By Gordon Eldridge, TIE Columnist
There is a large body of research indicating that if we can help our students achieve such connected understanding, they are both more likely to retain information and more likely to be able to transfer their understanding to new contexts. Concept mapping can help. ..more
By Kim Marshall, TIE columnist
“Students aren’t the only ones who need more time to learn,” says Eileen Merritt of Arizona State University in this Kappan article summarized by Kim Marshall; “teachers also need more and better time for learning and planning.” ..more
By Kim Marshall, TIE columnist
Kim Marshall summarizes the findings of a Review of Educational Research article in which the authors review a century of research on grading practices. Grades convey important information, they are multidimensional, they have a subjective element... ..more
By Kim Marshall, TIE columnist
In this Brookings Evidence Speaks paper, Grover “Russ” Whitehurst takes a critical look at the “soft skills” being embraced by many U.S. schools, where social-emotional learning is increasingly used as one measure of school success. ..more
By Jess Hench & Xianxuan Xu
There is increased interest in developing and researching non-cognitive skills in students, which include behaviors such as optimism, resilience, adaptability, and conscientiousness.
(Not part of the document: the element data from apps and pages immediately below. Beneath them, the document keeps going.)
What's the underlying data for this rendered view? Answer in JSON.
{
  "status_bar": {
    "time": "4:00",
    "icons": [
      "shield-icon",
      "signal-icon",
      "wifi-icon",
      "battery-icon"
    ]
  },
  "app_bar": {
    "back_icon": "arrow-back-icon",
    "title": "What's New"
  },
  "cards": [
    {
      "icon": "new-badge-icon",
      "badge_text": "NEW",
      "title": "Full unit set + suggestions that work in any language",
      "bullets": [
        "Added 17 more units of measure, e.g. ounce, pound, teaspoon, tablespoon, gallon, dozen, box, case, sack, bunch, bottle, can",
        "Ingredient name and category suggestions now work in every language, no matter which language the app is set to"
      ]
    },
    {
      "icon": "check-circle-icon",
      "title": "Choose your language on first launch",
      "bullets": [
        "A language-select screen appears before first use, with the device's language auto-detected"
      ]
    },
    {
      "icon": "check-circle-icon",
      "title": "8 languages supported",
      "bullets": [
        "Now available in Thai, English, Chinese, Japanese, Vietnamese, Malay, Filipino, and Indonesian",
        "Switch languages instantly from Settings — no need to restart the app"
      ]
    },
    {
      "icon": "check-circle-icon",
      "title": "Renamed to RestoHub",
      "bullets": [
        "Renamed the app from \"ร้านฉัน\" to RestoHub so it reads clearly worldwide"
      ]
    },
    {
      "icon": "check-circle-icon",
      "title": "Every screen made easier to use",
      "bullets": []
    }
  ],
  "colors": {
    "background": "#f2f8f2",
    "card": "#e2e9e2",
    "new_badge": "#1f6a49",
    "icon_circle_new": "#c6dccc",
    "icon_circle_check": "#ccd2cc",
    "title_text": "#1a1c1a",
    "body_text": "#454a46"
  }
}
But how should we measure such qualities and skills? Would such assessments be reliable? ..more
After our students wrote their IB exams, I started thinking about how much time they spent in the exam room and what the purpose of this experience might have been. Do we really need four hours and forty-five minutes to determine if a student is strong in Biology? Do we actually need five hours to find out if a student is good at History? ..more
The effectiveness of the technologies we bring into our classrooms derives principally from each teacher’s attitudes and capabilities
By Matt Harris
At this point in the evolution of educational technology this statement is a bit trite, but it still needs to be said: Teaching Over Technology. Impact doesn’t start with the choice of what technology to use, but instead derives from teacher’s attitudes and capabilities. ..more